* **Work task**:
Sort through the entries below and pull out lines containing the word "COPY".

Dataset rows for apps and sites
------

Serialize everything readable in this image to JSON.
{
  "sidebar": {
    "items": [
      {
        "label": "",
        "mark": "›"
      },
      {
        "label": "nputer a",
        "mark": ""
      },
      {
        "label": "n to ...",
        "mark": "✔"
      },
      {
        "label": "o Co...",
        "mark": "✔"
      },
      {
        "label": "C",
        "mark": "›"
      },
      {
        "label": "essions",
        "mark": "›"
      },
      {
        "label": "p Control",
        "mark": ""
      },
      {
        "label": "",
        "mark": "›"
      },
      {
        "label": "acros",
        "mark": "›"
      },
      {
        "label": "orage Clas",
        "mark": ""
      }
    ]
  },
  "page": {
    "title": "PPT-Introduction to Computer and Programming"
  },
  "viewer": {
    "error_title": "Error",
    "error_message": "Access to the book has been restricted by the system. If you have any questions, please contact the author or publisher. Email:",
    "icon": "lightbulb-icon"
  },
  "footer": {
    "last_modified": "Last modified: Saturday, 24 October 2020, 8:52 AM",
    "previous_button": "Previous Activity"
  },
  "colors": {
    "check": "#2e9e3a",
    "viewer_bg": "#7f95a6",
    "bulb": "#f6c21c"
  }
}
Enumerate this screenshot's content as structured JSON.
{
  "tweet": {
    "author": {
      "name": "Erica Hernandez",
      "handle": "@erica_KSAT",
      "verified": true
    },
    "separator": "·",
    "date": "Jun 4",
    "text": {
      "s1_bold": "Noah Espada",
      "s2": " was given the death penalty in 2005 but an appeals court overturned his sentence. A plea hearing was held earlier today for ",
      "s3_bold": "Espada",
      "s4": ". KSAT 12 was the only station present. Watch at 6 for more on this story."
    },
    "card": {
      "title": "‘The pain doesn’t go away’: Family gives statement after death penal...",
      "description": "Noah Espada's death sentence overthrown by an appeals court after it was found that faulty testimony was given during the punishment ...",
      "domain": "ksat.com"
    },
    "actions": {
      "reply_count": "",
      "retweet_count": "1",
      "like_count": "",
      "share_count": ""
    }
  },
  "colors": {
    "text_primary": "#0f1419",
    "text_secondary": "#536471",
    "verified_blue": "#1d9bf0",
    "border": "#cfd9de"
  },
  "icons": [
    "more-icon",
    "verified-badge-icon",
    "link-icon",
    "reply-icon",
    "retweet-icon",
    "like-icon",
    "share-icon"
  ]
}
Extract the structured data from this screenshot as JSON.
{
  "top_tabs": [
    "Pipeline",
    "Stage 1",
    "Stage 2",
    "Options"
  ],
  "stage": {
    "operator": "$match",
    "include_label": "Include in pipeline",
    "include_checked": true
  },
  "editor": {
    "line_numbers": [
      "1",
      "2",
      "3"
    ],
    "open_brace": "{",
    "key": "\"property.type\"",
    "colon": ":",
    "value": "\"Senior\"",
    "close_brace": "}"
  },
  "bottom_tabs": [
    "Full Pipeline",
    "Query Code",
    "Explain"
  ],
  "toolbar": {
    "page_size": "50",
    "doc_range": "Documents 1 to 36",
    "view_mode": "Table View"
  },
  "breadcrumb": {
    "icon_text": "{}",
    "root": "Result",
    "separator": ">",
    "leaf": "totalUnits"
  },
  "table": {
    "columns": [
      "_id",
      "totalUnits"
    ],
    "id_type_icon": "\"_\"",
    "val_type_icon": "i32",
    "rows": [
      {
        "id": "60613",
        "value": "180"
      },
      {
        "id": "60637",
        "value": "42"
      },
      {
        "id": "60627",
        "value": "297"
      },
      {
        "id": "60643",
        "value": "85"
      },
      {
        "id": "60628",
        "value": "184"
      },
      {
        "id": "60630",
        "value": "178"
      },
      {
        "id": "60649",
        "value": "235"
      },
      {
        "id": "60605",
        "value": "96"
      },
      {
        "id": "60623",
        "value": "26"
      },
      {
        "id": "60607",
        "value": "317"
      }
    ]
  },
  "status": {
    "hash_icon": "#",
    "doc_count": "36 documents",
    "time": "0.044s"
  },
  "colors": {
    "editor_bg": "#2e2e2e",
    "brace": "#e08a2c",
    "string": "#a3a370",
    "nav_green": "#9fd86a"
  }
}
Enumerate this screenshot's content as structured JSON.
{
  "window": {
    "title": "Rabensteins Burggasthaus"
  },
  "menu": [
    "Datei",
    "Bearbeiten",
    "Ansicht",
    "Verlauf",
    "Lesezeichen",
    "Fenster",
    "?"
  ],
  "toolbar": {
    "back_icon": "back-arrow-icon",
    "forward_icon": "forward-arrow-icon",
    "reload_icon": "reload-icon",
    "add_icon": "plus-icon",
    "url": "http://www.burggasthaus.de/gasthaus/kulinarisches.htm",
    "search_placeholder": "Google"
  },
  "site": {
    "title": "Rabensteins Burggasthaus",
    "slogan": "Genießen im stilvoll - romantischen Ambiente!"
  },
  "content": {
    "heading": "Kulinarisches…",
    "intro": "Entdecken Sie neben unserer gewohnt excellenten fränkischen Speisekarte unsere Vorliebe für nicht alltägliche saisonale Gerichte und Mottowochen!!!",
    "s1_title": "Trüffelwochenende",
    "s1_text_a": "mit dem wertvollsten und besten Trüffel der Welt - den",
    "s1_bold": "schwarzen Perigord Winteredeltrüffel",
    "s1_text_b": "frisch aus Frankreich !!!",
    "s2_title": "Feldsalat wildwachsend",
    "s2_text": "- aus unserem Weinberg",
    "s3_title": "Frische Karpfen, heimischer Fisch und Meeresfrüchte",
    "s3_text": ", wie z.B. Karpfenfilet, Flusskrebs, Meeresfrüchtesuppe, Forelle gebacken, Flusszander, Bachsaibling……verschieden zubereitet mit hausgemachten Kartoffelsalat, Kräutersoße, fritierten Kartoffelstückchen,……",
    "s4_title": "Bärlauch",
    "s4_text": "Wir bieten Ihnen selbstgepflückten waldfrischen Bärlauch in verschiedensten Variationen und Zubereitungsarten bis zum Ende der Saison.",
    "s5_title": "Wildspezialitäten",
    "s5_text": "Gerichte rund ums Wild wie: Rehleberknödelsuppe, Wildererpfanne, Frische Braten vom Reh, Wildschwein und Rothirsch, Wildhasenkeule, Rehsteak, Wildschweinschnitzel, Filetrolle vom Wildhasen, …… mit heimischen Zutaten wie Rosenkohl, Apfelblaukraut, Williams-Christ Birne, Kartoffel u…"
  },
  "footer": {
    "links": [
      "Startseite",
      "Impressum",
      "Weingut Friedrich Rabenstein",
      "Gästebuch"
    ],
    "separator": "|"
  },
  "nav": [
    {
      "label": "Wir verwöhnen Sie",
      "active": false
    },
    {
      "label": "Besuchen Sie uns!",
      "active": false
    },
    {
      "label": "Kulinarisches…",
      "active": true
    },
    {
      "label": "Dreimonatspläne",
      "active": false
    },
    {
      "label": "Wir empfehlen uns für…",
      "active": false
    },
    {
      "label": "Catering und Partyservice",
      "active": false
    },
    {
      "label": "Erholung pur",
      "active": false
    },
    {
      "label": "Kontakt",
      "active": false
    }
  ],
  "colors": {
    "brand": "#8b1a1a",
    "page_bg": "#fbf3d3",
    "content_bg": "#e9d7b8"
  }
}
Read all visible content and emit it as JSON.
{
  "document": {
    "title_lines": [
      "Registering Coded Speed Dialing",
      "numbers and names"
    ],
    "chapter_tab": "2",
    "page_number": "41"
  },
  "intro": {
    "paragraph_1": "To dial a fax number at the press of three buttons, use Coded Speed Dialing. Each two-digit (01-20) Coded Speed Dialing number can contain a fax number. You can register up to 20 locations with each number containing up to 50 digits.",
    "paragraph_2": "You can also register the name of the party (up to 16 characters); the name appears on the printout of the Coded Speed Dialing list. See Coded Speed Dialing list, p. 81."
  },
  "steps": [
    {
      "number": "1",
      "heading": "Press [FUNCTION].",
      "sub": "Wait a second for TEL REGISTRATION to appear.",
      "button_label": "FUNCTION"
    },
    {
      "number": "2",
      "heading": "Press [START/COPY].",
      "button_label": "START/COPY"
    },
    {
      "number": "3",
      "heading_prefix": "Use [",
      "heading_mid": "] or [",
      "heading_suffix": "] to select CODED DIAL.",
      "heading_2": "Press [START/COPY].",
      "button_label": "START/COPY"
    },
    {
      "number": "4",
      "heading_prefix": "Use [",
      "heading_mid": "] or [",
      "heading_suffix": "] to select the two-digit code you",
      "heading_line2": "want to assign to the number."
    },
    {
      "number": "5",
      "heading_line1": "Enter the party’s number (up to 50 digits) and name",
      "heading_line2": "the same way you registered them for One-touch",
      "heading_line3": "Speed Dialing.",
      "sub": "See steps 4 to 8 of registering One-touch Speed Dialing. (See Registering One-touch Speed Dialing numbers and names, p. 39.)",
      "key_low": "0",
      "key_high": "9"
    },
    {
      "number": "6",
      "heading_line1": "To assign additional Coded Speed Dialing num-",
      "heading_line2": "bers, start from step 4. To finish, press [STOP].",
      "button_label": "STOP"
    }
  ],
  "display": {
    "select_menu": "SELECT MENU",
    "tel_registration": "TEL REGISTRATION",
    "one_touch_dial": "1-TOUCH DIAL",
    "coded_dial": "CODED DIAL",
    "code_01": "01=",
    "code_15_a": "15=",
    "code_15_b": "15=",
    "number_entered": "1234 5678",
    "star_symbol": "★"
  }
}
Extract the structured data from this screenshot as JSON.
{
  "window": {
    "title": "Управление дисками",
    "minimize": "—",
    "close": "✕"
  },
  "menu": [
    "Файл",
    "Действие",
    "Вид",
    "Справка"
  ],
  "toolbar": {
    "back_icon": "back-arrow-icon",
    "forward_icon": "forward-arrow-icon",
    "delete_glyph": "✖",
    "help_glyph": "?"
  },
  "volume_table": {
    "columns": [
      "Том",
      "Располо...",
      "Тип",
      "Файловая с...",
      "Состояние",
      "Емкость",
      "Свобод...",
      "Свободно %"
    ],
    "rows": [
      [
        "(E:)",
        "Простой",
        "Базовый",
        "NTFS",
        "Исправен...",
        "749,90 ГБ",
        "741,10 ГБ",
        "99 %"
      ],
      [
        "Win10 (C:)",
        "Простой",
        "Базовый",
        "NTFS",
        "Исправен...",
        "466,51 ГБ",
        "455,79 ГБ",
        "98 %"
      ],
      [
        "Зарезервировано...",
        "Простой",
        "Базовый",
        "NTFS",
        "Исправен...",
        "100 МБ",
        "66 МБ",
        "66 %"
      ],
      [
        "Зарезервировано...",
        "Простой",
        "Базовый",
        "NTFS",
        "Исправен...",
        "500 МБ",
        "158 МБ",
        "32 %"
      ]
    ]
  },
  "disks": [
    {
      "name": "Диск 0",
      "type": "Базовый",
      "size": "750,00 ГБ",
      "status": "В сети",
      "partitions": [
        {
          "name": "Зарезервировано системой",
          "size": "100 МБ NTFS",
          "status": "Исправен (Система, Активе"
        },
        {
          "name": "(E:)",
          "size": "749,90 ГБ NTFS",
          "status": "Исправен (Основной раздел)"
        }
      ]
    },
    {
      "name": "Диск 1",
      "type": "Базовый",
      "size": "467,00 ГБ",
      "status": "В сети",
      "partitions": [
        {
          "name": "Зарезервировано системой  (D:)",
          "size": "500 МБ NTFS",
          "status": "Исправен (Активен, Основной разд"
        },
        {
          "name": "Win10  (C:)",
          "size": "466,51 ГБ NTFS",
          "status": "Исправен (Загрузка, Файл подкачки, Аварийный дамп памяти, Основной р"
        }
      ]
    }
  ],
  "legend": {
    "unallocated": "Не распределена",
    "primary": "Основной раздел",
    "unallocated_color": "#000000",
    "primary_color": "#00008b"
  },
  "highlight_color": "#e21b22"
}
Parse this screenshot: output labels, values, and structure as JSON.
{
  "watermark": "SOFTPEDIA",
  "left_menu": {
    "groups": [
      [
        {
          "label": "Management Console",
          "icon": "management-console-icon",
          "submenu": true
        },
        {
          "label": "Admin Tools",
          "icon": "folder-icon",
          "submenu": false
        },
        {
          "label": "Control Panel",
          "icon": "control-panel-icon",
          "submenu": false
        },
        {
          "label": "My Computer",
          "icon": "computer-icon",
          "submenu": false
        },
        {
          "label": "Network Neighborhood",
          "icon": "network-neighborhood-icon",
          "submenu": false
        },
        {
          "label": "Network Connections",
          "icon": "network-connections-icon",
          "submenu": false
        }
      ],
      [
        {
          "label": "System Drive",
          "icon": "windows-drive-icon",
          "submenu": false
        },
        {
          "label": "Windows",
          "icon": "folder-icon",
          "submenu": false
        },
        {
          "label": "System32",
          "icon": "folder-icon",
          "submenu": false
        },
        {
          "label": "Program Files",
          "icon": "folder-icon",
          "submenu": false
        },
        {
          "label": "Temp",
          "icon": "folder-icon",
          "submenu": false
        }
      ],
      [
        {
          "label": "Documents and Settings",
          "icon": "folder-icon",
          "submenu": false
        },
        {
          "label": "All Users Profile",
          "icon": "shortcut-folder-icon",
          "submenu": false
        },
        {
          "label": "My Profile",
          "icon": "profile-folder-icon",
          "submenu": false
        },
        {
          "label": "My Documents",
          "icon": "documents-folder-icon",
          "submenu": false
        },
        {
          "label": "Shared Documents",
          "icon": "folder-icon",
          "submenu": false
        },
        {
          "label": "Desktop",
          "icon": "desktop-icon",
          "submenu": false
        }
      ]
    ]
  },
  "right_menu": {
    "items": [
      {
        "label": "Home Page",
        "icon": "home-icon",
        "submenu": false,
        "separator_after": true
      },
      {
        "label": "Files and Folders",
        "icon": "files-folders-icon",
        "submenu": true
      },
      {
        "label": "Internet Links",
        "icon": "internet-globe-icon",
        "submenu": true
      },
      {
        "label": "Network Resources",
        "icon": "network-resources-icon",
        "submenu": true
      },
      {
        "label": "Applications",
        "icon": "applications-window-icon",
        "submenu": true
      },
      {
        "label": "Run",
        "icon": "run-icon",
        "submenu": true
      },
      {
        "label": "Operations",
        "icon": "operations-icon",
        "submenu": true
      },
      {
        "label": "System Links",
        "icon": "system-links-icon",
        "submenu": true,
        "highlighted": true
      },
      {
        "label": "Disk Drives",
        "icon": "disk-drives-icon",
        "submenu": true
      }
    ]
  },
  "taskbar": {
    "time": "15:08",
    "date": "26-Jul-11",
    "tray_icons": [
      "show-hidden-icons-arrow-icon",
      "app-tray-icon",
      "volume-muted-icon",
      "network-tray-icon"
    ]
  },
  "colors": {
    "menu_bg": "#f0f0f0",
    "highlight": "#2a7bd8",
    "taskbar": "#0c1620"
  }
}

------

* **Answer space**:
      "heading": "Press [START/COPY].",
      "button_label": "START/COPY"
      "heading_2": "Press [START/COPY].",
      "button_label": "START/COPY"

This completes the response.